A new client of mine has a website that was devastated by Panda 4.0. Since the update the site’s traffic has decreased by over 60%, which has thrown my client into a panicked frenzy. The site itself allows users to upload pictures, in which each picture contains a unique URL. While ideally all of these picture pages as landing pages would generate traffic, even before the update, the main page and the category pages were responsible for the overwhelming majority of organic traffic. When using a site search I found a significant problem, that being that although the website contains approximately 25,000 pages, Google had over 60,000 in the index. Given that the picture pages likely fall under the heading of thin content (i.e., each picture page contained a random URL, no text description, pictures did not contain alt text, and only a handful of pages contained descriptive titles), I decided to de-index the entire site outside of the main and category pages. Remarkably, using these remove URL tool from Google Webmasters, the 60,000+ pages were de-indexed within hours.
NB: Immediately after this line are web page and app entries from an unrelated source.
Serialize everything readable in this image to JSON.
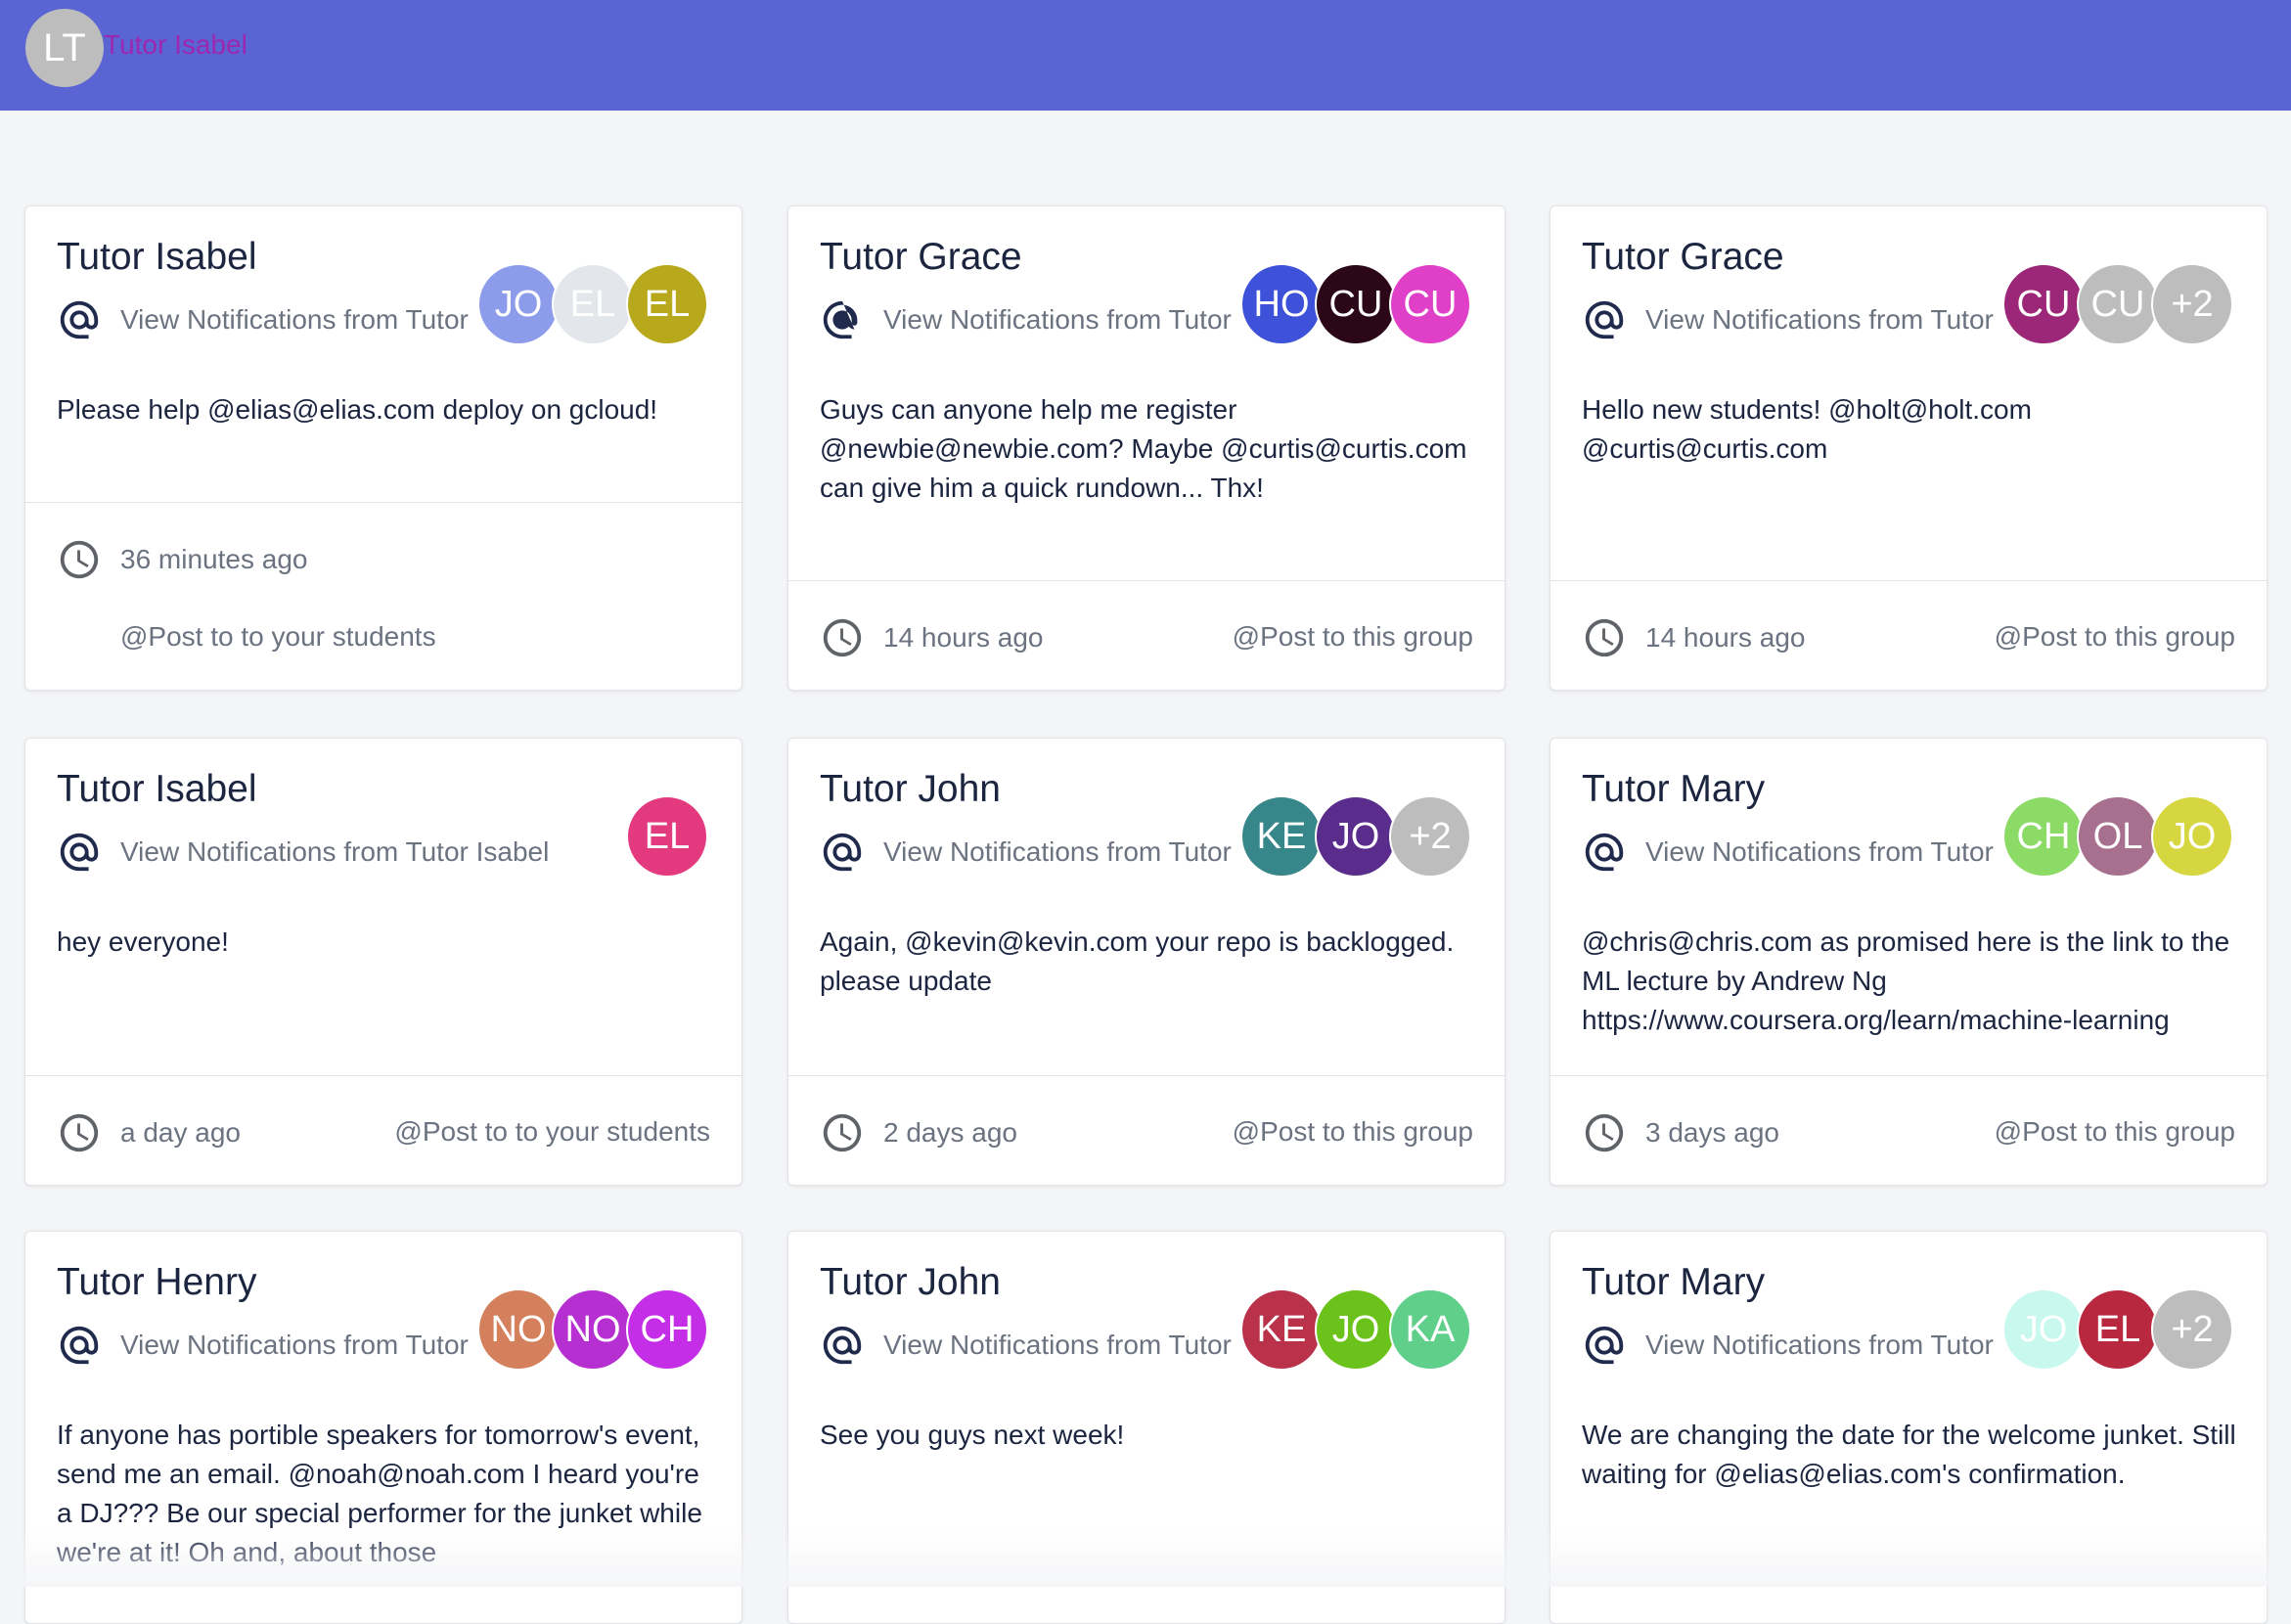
{
  "header": {
    "avatar_initials": "LT",
    "user_name": "Tutor Isabel"
  },
  "cards": [
    {
      "title": "Tutor Isabel",
      "subtitle": "View Notifications from Tutor",
      "avatars": [
        {
          "initials": "JO",
          "color": "#8c9ceb"
        },
        {
          "initials": "EL",
          "color": "#e3e7ec"
        },
        {
          "initials": "EL",
          "color": "#b8a81c"
        }
      ],
      "body": "Please help @elias@elias.com deploy on gcloud!",
      "time": "36 minutes ago",
      "post": "@Post to to your students"
    },
    {
      "title": "Tutor Grace",
      "subtitle": "View Notifications from Tutor",
      "avatars": [
        {
          "initials": "HO",
          "color": "#3d52d8"
        },
        {
          "initials": "CU",
          "color": "#2b0718"
        },
        {
          "initials": "CU",
          "color": "#e040c8"
        }
      ],
      "body": "Guys can anyone help me register @newbie@newbie.com? Maybe @curtis@curtis.com can give him a quick rundown... Thx!",
      "time": "14 hours ago",
      "post": "@Post to this group"
    },
    {
      "title": "Tutor Grace",
      "subtitle": "View Notifications from Tutor",
      "avatars": [
        {
          "initials": "CU",
          "color": "#9c2677"
        },
        {
          "initials": "CU",
          "color": "#bdbdbd"
        },
        {
          "initials": "+2",
          "color": "#bdbdbd"
        }
      ],
      "body": "Hello new students! @holt@holt.com @curtis@curtis.com",
      "time": "14 hours ago",
      "post": "@Post to this group"
    },
    {
      "title": "Tutor Isabel",
      "subtitle": "View Notifications from Tutor Isabel",
      "avatars": [
        {
          "initials": "EL",
          "color": "#e33a7f"
        }
      ],
      "body": "hey everyone!",
      "time": "a day ago",
      "post": "@Post to to your students"
    },
    {
      "title": "Tutor John",
      "subtitle": "View Notifications from Tutor",
      "avatars": [
        {
          "initials": "KE",
          "color": "#37868a"
        },
        {
          "initials": "JO",
          "color": "#5a2c8c"
        },
        {
          "initials": "+2",
          "color": "#bdbdbd"
        }
      ],
      "body": "Again, @kevin@kevin.com your repo is backlogged. please update",
      "time": "2 days ago",
      "post": "@Post to this group"
    },
    {
      "title": "Tutor Mary",
      "subtitle": "View Notifications from Tutor",
      "avatars": [
        {
          "initials": "CH",
          "color": "#8cdb66"
        },
        {
          "initials": "OL",
          "color": "#a6708e"
        },
        {
          "initials": "JO",
          "color": "#d6d640"
        }
      ],
      "body": "@chris@chris.com as promised here is the link to the ML lecture by Andrew Ng https://www.coursera.org/learn/machine-learning",
      "time": "3 days ago",
      "post": "@Post to this group"
    },
    {
      "title": "Tutor Henry",
      "subtitle": "View Notifications from Tutor",
      "avatars": [
        {
          "initials": "NO",
          "color": "#d5805c"
        },
        {
          "initials": "NO",
          "color": "#b62fd1"
        },
        {
          "initials": "CH",
          "color": "#c32ee6"
        }
      ],
      "body": "If anyone has portible speakers for tomorrow's event, send me an email. @noah@noah.com I heard you're a DJ??? Be our special performer for the junket while we're at it! Oh and, about those",
      "time": "",
      "post": ""
    },
    {
      "title": "Tutor John",
      "subtitle": "View Notifications from Tutor",
      "avatars": [
        {
          "initials": "KE",
          "color": "#b9324a"
        },
        {
          "initials": "JO",
          "color": "#6bc21a"
        },
        {
          "initials": "KA",
          "color": "#5fcf8a"
        }
      ],
      "body": "See you guys next week!",
      "time": "",
      "post": ""
    },
    {
      "title": "Tutor Mary",
      "subtitle": "View Notifications from Tutor",
      "avatars": [
        {
          "initials": "JO",
          "color": "#c8f8ee"
        },
        {
          "initials": "EL",
          "color": "#b8293f"
        },
        {
          "initials": "+2",
          "color": "#bdbdbd"
        }
      ],
      "body": "We are changing the date for the welcome junket. Still waiting for @elias@elias.com's confirmation.",
      "time": "",
      "post": ""
    }
  ]
}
A difficult question to answer, but assuming that this was ultimately the problem, how long until the client’s traffic levels return to pre-Panda levels?
However, another potential issues exists that could be the true cause of the traffic decline. The client has been using a mobile direct from an advertising network. The redirect takes users away from the site to other websites in the advertising network. The mobile redirect generates a decent amount of revenue, but many of the mobile users that encounter the redirect ultimately do not get to the client’s site. What are your thoughts on these types of mobile redirects? Would they not be considered deceptive redirects and a violation of Google policies? Do these types of redirects fall under the Panda umbrella?
Note: There are no manual actions listed in the Webmaster tools.